Gretchen McCormick was trying to teach measurement to fifth graders during her student teaching experience at the School of Education, but her students could not grasp the lesson. Frustrated, McCormick used a Sharpie to change a normal ruler into something with different markings. Suddenly, the lesson clicked for the students – and for McCormick. She developed a ruler called Measure by Color, a ruler that denotes different measurements with color-coded markings. It makes what can be a difficult lesson more visual, taking away the confusion for students and adults alike.
“All I did was even the playing field,” McCormick, who graduated from the IU School of Education in 2003, noted. “We all think differently, we all learn differently, it’s perception. Even as adults we have that problem. I felt that was what was going on with measurement.”
Besides the colored markings, Measure By Color is unique in that it’s a ruler that actually goes end to end. And even though it helped her teach fifth graders, McCormick said it’s useful from preschool to high school – and beyond.

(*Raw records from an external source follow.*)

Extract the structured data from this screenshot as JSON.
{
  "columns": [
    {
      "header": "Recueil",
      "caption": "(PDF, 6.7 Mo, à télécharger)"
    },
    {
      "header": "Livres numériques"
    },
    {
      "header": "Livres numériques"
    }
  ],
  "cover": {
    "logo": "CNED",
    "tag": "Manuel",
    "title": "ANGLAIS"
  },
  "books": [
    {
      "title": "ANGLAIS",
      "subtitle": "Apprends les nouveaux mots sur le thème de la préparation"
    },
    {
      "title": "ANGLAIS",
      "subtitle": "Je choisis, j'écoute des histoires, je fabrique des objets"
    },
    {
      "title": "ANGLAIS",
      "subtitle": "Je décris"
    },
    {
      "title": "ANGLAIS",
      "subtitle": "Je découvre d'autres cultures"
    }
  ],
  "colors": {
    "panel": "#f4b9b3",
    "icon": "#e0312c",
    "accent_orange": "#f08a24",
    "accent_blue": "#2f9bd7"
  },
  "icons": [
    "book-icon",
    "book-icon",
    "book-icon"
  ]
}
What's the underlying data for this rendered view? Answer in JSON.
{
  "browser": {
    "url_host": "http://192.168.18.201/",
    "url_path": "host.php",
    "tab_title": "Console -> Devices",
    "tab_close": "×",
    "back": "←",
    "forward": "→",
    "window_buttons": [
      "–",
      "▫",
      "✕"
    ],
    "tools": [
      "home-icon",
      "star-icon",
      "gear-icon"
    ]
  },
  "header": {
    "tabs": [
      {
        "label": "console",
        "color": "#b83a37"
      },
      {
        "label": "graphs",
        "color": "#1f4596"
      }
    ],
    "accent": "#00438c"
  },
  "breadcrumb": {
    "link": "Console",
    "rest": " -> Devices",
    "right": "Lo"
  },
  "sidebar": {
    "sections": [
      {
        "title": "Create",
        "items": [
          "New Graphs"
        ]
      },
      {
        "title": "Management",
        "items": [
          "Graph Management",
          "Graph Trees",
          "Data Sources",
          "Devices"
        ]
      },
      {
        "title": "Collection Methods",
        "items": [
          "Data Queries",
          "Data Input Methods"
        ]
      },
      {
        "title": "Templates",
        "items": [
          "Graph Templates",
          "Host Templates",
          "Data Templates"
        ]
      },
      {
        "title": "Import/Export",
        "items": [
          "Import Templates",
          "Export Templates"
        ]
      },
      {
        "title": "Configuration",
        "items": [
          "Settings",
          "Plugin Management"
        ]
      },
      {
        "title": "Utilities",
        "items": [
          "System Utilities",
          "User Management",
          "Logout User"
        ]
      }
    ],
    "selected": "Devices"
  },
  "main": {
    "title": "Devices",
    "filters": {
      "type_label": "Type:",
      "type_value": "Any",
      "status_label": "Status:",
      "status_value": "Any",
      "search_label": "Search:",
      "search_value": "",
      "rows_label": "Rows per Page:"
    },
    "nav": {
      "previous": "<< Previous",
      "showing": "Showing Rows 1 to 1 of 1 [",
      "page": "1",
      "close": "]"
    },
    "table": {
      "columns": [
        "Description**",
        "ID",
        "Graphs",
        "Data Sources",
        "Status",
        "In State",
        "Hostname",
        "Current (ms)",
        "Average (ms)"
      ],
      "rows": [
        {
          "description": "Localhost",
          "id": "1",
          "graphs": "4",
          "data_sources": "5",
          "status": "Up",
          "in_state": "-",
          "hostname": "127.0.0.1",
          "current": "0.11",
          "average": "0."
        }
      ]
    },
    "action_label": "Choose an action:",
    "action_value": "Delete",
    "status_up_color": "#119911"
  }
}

“I have yet to find an educator who has not loved it,” she said. They love it for all different reasons. Everybody thinks it’s just hands down wonderful.”
And for people who can’t see color, Measure By Color’s markings also vary in size so everyone can understand what the measurements are. McCormick has heard examples of art teachers whose students use it as they measure grids.
When she’s not in her fulltime job working in sales for a local newspaper, McCormick is promoting Measure By Color to educators, parents and anyone who works with kids. She won the gold medal in the category of education at INPEX, a show geared toward inventors. McCormick hopes to make the rulers more cost-effective so even more students can benefit from them.
“I haven’t really found an age group or an area where it’s not needed,” she said.
Find more information on Measure By Color at measurebycolor.com.